Towards a World Literature - thematic section of "Ticontre" journal (n°2-2014) - deadline 05/04/2014
Movement is a crucial factor in our time. The multiplication of paths, contacts, exchanges on a global scale is having a significant impact on literary production worldwide and, consequently, on the ways researchers and scholars observe, read and classify it. Over the last decades, as a consequence of the multiplication of migration writings and market extension, an increasing need for transnational views on literature has emerged. Whilst the notion of 'national' literature has been significantly problematized and discussed, numerous theoretical approaches entailing comprehensive and newest perspectives have arisen. A crucial and fascinating concept, which has been introduced over the last decade, is that of 'world literature', which has been developed especially in Francophone and Anglo-Saxon contexts.
On the one side, revisiting and adapting a concept in use even before the early theorization of Goethian Weltliteratur, a group of scholars including David Damrosh, Franco Moretti, Emily Apter, Pascale Casanova, contributed to the theoretical foundation of the discipline, basednot only on the circulation and diffusion of literary works,but also on aesthetic and formal features that have progressively emerged or are still emerging.
On the other side, with a different but related critical perspective, a significant contribution to the definition of world literature has been provided by the French post-colonial and migratory literary discourse, in particular with the manifesto Pour une littérature-monde en français followed shortly after by the eponymous theoretical volume edited by Michel Le Bris and Jean Rouaud (2007). In that case 'world literature' refers, more than to circulation or reception of works, to the hybrid and 'creole' nature of creative productions in the age of movement and migration, following findings and perspectives of Édouard Glissant among others.
In the Italian context the notion of world literature has been addressed in two recent studies: Vittorio Coletti's Romanzo mondo.
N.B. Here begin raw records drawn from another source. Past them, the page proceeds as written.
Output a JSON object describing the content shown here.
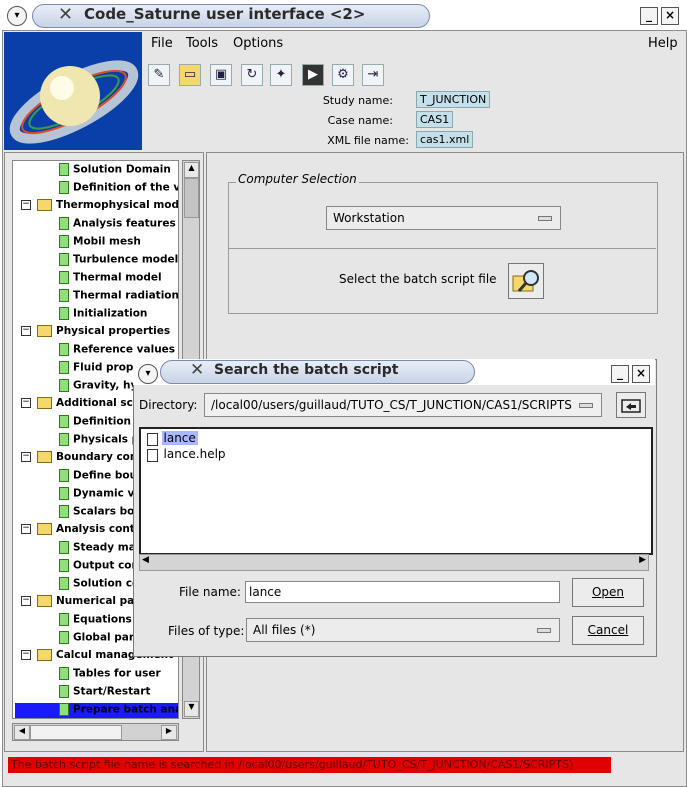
{
  "window": {
    "title": "Code_Saturne user interface <2>"
  },
  "menu": {
    "file": "File",
    "tools": "Tools",
    "options": "Options",
    "help": "Help"
  },
  "toolbar": {
    "icons": [
      "new-file-icon",
      "open-xml-icon",
      "save-icon",
      "refresh-icon",
      "tools-icon",
      "terminal-icon",
      "run-icon",
      "exit-icon"
    ]
  },
  "study": {
    "study_label": "Study name:",
    "study_value": "T_JUNCTION",
    "case_label": "Case name:",
    "case_value": "CAS1",
    "xml_label": "XML file name:",
    "xml_value": "cas1.xml"
  },
  "tree": {
    "rows": [
      {
        "label": "Solution Domain",
        "kind": "leaf"
      },
      {
        "label": "Definition of the volu",
        "kind": "leaf"
      },
      {
        "label": "Thermophysical models",
        "kind": "folder"
      },
      {
        "label": "Analysis features",
        "kind": "leaf"
      },
      {
        "label": "Mobil mesh",
        "kind": "leaf"
      },
      {
        "label": "Turbulence models",
        "kind": "leaf"
      },
      {
        "label": "Thermal model",
        "kind": "leaf"
      },
      {
        "label": "Thermal radiation",
        "kind": "leaf"
      },
      {
        "label": "Initialization",
        "kind": "leaf"
      },
      {
        "label": "Physical properties",
        "kind": "folder"
      },
      {
        "label": "Reference values",
        "kind": "leaf"
      },
      {
        "label": "Fluid proper",
        "kind": "leaf"
      },
      {
        "label": "Gravity, hyd",
        "kind": "leaf"
      },
      {
        "label": "Additional scal",
        "kind": "folder"
      },
      {
        "label": "Definition a",
        "kind": "leaf"
      },
      {
        "label": "Physicals p",
        "kind": "leaf"
      },
      {
        "label": "Boundary cond",
        "kind": "folder"
      },
      {
        "label": "Define boun",
        "kind": "leaf"
      },
      {
        "label": "Dynamic va",
        "kind": "leaf"
      },
      {
        "label": "Scalars bou",
        "kind": "leaf"
      },
      {
        "label": "Analysis contr",
        "kind": "folder"
      },
      {
        "label": "Steady man",
        "kind": "leaf"
      },
      {
        "label": "Output cont",
        "kind": "leaf"
      },
      {
        "label": "Solution co",
        "kind": "leaf"
      },
      {
        "label": "Numerical para",
        "kind": "folder"
      },
      {
        "label": "Equations p",
        "kind": "leaf"
      },
      {
        "label": "Global para",
        "kind": "leaf"
      },
      {
        "label": "Calcul management",
        "kind": "folder"
      },
      {
        "label": "Tables for user",
        "kind": "leaf"
      },
      {
        "label": "Start/Restart",
        "kind": "leaf"
      },
      {
        "label": "Prepare batch analy",
        "kind": "leaf",
        "selected": true
      }
    ]
  },
  "computer": {
    "group_title": "Computer Selection",
    "workstation": "Workstation",
    "batch_label": "Select the batch script file"
  },
  "dialog": {
    "title": "Search the batch script",
    "directory_label": "Directory:",
    "directory_value": "/local00/users/guillaud/TUTO_CS/T_JUNCTION/CAS1/SCRIPTS",
    "files": [
      "lance",
      "lance.help"
    ],
    "filename_label": "File name:",
    "filename_value": "lance",
    "filetype_label": "Files of type:",
    "filetype_value": "All files (*)",
    "open_label": "Open",
    "cancel_label": "Cancel"
  },
  "status": {
    "message": "The batch script file name is searched in /local00/users/guillaud/TUTO_CS/T_JUNCTION/CAS1/SCRIPTS)"
  },
  "colors": {
    "status_bg": "#e00000",
    "info_bg": "#c5e0ea",
    "selection": "#1a1aff",
    "logo_bg": "#0a3ea8"
  }
}
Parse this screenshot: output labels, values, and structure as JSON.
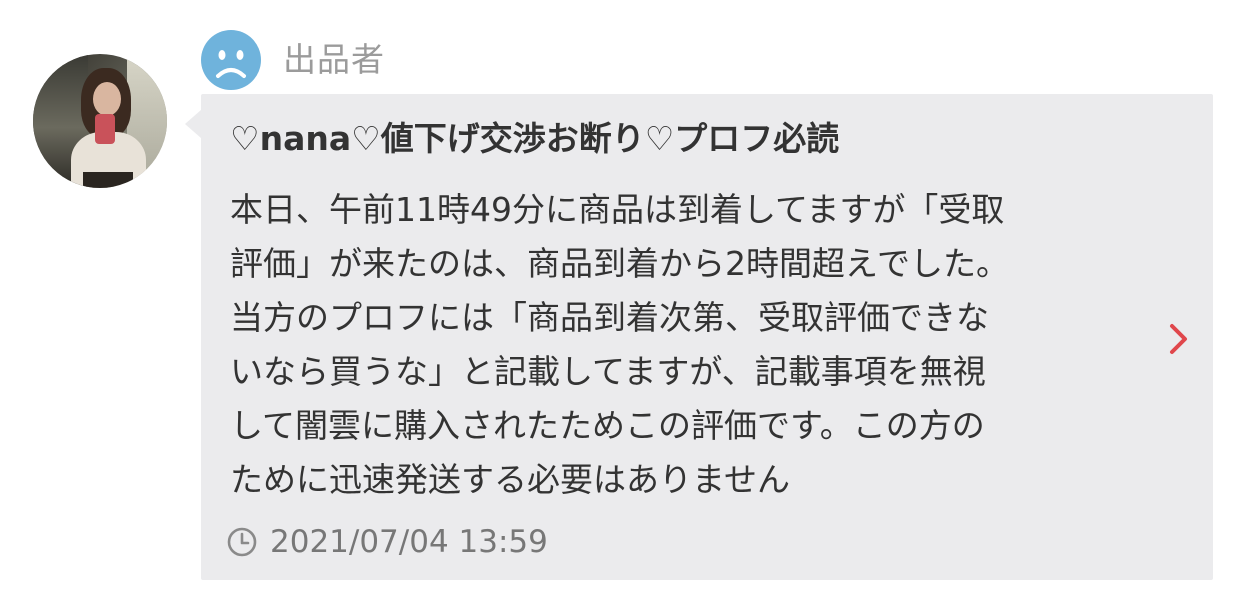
{
  "seller": {
    "role_label": "出品者",
    "name": "♡nana♡値下げ交渉お断り♡プロフ必読",
    "avatar_icon": "user-photo",
    "rating_icon": "sad-face-icon",
    "rating_color": "#6fb3dc"
  },
  "review": {
    "message": "本日、午前11時49分に商品は到着してますが「受取\n評価」が来たのは、商品到着から2時間超えでした。\n当方のプロフには「商品到着次第、受取評価できな\nいなら買うな」と記載してますが、記載事項を無視\nして闇雲に購入されたためこの評価です。この方の\nために迅速発送する必要はありません",
    "timestamp": "2021/07/04 13:59",
    "timestamp_icon": "clock-icon",
    "chevron_icon": "chevron-right-icon",
    "accent_color": "#e0474c",
    "bubble_color": "#ebebed"
  }
}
La letteratura nel villaggio globale (2011) and Rosanna Morace's Letteratura-mondo italiana(Morace, 2012). These studies reflect the abovementioned dual nature of the debate. In fact, Coletti explores the de-nationalisation of the novel as a form and its characteristics, whilst Morace investigates – through a number of case studies - migrant and transcultural writing in the Italian context, tracing a map of common textual features in narrative works such as polyphony, multiple focuses and hybridisation of forms and genres.
In light of this framework we accept contributions that address the theme of world literature and transnational writing through diverse approaches and perspectives and in particular:
- Theoretical and methodological contributions revolving around world literature, transnational and transcultural literature. This stream includes contributions that will discuss impact, potential, and critical aspects related to the notion of world literature on the Italian, European and global scene.
- Contributions crossing the notion of world literature through one or more thematic or conceptual analyses. We particularly encourage contributions dealing with the categories of space and time, the idea of movement, the creation of hybrid spaces.
- Contributions lying on an historical-comparative axis, addressing one or more literary genres. In particular we encourage papers focusing on the genre of novel: on the 'weight' of the western novel in a transnational literary field, on the relation between its diverse typologies in a comparative or diachronic perspective, on the category of 'global novel', on the influence that other narrative forms have on this genre, which is still dominant in the contemporary panorama.
- Contributions addressing translation and self-translation, dealing with production, audience and reception within the framework of world literature, translingual and multilingual writing.
- Contributors may well be inspired by cognitive poetics, the approach followed by a growing number of scholars, especially in the British and American traditions, who in the last twenty years have tried to take advantage of the recent discoveries in the fields of neuroscience and cognitive psychology: the research focus in this case may be centred on the cross-cultural processes activated in our mind when reading literary texts, with special attention to fiction: from the complex mind reading operations we apply to characters to the sophisticated abilities necessary to construct fictional worlds, from readers' evaluation of narrators' reliability (source tagging) to the 'cognitive costs' of genre conventions.
- Monographic contributions focusing on one or more author/work that could represent debates and reflections upon world literature, transnational and transcultural writing.
300-word abstract for 40,000-50,000 character papers (approx. 6,500-7,000 words), with a separate, short (150words) bio-bi should be sent to email@example.com before April, 5th. Accepted contributions will undergo peer review before publications.
Please send inquiries to Alice Loda and Antonio Coiro, firstname.lastname@example.org.
Thematic section: «Towards a World Literature» edited by Stefano Calabrese, Antonio Coiro, Alice Loda
Language: Italian, English, French, Spanish
Max length: 40,000-50,000 characters (approx. 6,500-7,000 words)
Bio-bibliographical note: 150words
Deadline for abstracts & bio-bi: April, 5th, 2014
Notice of acceptance: April, 20th, 2014
Dead line for accepted contributions: July, 5th, 2014
Mail for abstracts and papers: email@example.com